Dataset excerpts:
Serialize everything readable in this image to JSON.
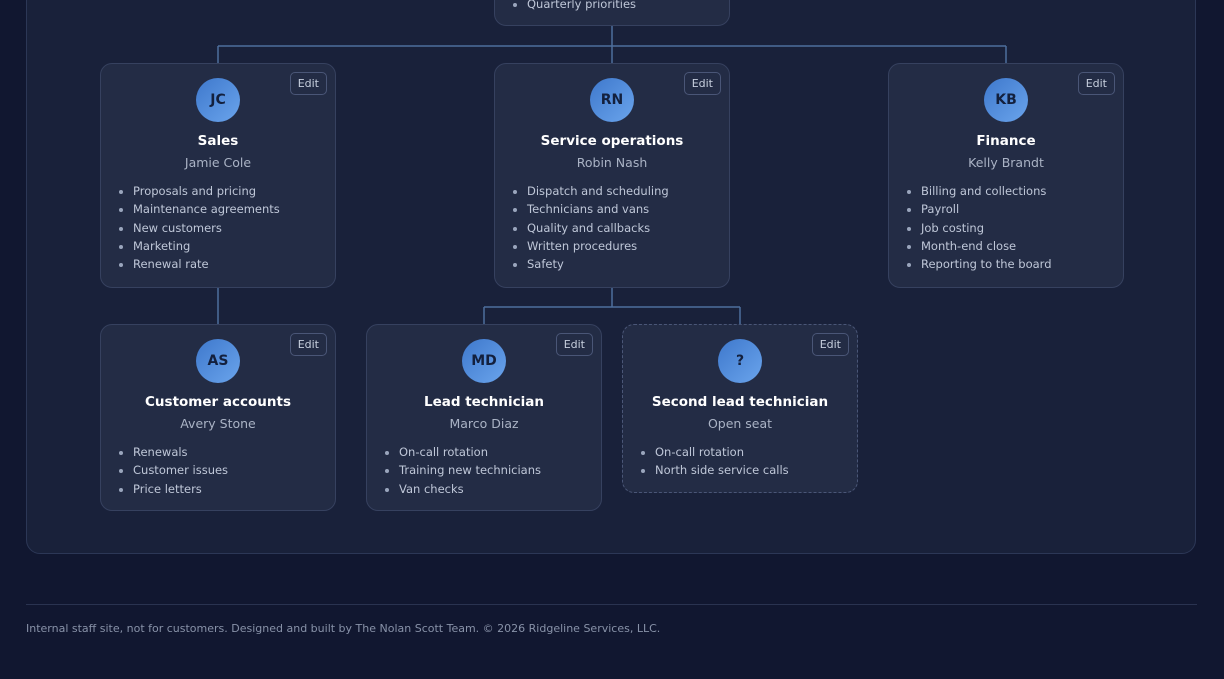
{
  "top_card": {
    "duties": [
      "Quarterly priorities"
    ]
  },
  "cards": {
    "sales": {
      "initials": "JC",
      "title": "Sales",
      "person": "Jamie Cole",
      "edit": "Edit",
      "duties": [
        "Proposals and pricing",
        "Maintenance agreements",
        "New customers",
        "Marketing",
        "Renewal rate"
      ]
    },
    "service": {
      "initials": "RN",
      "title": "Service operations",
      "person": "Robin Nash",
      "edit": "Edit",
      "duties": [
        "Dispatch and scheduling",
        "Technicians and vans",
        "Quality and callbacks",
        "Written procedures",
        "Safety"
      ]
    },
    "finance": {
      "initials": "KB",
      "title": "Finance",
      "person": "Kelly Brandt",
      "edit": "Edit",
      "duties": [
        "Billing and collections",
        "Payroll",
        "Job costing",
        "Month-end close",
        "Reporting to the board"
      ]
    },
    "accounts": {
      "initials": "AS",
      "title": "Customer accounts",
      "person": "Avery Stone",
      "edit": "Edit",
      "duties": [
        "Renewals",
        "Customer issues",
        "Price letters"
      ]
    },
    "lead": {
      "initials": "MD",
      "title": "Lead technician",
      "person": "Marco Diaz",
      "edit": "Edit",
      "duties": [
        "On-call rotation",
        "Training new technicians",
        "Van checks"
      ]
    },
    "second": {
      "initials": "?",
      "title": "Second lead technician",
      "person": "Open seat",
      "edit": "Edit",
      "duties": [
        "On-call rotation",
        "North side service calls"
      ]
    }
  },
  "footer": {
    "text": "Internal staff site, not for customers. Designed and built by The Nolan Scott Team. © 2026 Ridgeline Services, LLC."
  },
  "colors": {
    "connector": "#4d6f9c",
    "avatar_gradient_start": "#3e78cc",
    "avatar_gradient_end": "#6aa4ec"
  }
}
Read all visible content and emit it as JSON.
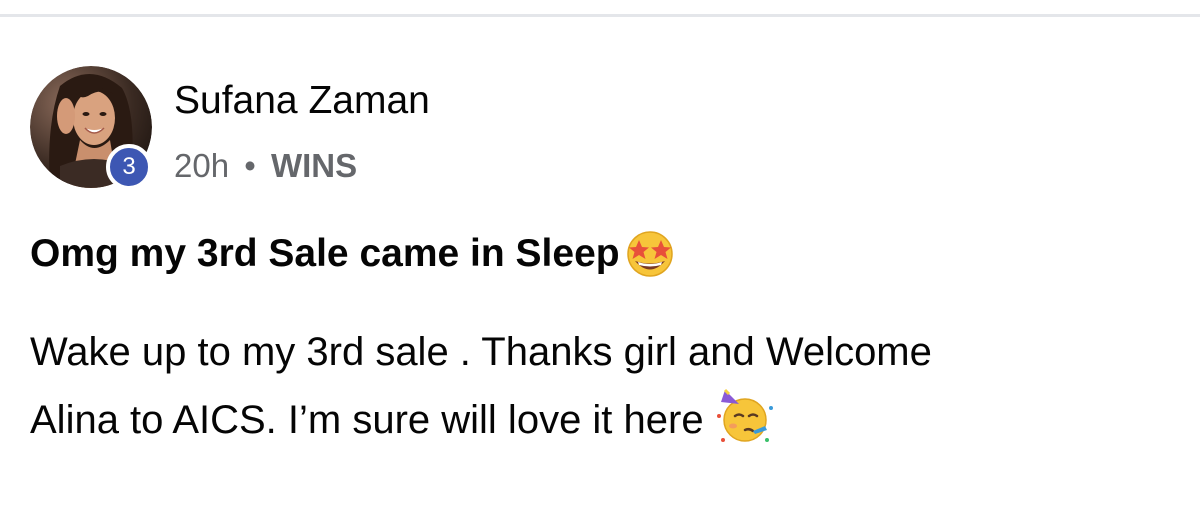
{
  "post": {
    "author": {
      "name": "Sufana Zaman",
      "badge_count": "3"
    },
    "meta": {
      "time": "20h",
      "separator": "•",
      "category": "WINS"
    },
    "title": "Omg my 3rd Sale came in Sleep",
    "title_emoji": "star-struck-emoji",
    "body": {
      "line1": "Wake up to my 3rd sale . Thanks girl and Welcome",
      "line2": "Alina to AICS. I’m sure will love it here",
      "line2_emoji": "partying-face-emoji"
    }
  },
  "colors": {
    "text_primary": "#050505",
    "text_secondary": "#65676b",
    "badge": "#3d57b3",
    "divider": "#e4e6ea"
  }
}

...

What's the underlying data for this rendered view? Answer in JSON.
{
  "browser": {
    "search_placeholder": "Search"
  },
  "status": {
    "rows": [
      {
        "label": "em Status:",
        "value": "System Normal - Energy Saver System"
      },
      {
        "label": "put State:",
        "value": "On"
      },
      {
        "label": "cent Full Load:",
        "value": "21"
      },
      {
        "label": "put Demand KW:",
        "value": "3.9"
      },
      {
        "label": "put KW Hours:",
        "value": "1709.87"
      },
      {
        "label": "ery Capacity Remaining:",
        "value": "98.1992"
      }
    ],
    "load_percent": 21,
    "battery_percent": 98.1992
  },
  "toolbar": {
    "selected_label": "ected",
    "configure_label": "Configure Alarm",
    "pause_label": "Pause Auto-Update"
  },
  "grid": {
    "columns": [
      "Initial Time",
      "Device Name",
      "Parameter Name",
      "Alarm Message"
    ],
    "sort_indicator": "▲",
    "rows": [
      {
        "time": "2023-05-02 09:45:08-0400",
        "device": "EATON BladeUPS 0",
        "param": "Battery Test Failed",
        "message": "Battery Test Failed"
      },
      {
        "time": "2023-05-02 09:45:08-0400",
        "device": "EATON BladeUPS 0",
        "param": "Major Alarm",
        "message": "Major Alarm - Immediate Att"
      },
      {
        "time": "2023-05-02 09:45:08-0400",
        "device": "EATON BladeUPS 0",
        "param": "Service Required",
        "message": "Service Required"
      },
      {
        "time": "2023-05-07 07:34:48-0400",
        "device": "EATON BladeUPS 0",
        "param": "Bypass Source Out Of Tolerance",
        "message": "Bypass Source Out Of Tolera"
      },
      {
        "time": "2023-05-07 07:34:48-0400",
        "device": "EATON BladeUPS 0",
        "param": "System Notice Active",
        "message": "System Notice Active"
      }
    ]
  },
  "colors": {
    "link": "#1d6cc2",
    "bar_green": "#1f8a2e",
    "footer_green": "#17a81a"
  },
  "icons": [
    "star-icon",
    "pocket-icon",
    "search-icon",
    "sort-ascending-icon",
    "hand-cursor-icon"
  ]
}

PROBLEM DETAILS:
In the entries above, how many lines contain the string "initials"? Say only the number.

TASK SOLUTION:
6